--- What to produce ---
No pictures belong in the copy. Restate the rest of the data exactly.

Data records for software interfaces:

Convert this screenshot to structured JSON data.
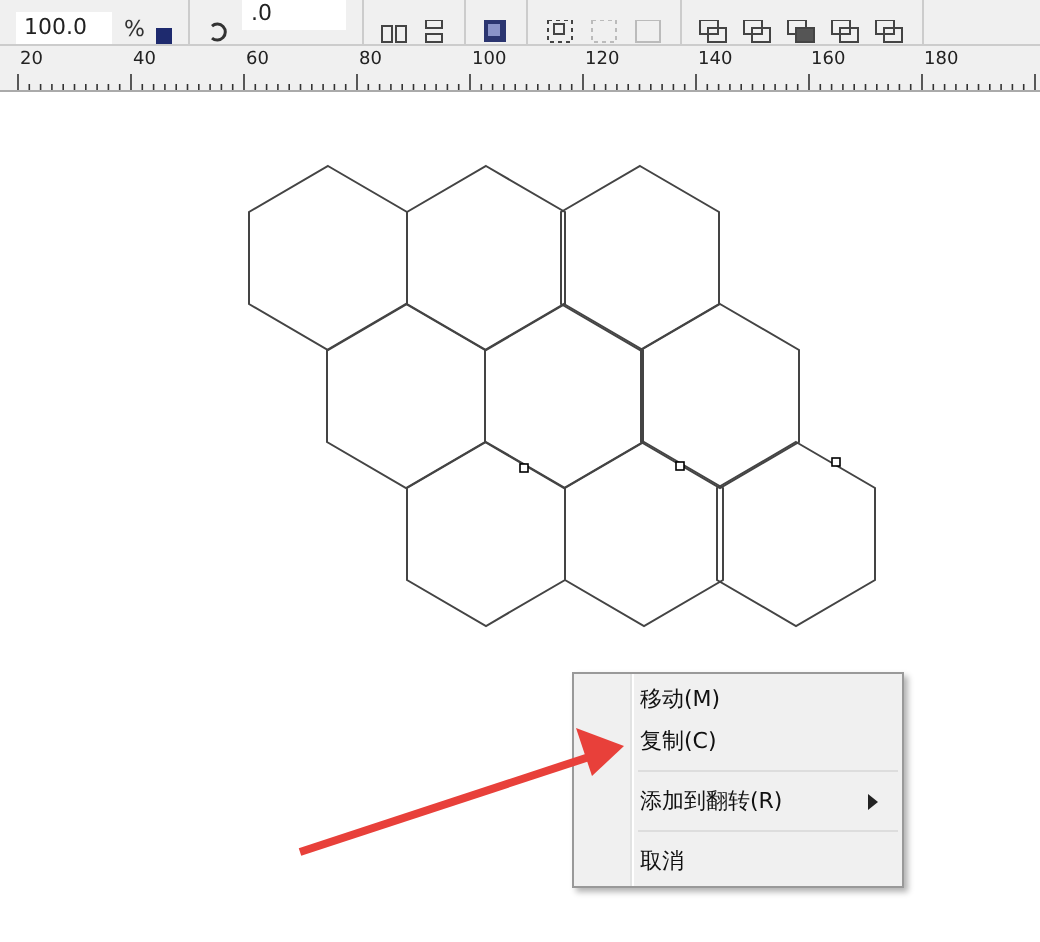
{
  "toolbar": {
    "scale_field": {
      "value": "100.0",
      "unit": "%"
    },
    "rotation_field": {
      "value": ".0"
    }
  },
  "ruler": {
    "labels": [
      "20",
      "40",
      "60",
      "80",
      "100",
      "120",
      "140",
      "160",
      "180"
    ]
  },
  "context_menu": {
    "items": [
      {
        "kind": "item",
        "label": "移动(M)",
        "submenu": false
      },
      {
        "kind": "item",
        "label": "复制(C)",
        "submenu": false
      },
      {
        "kind": "separator"
      },
      {
        "kind": "item",
        "label": "添加到翻转(R)",
        "submenu": true
      },
      {
        "kind": "separator"
      },
      {
        "kind": "item",
        "label": "取消",
        "submenu": false
      }
    ]
  }
}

--- Response to the task ---
Convert this screenshot to structured JSON data.
{
  "toolbar": {
    "scale_field": {
      "value": "100.0",
      "unit": "%"
    },
    "rotation_field": {
      "value": ".0"
    }
  },
  "ruler": {
    "labels": [
      "20",
      "40",
      "60",
      "80",
      "100",
      "120",
      "140",
      "160",
      "180"
    ]
  },
  "context_menu": {
    "items": [
      {
        "kind": "item",
        "label": "移动(M)",
        "submenu": false
      },
      {
        "kind": "item",
        "label": "复制(C)",
        "submenu": false
      },
      {
        "kind": "separator"
      },
      {
        "kind": "item",
        "label": "添加到翻转(R)",
        "submenu": true
      },
      {
        "kind": "separator"
      },
      {
        "kind": "item",
        "label": "取消",
        "submenu": false
      }
    ]
  }
}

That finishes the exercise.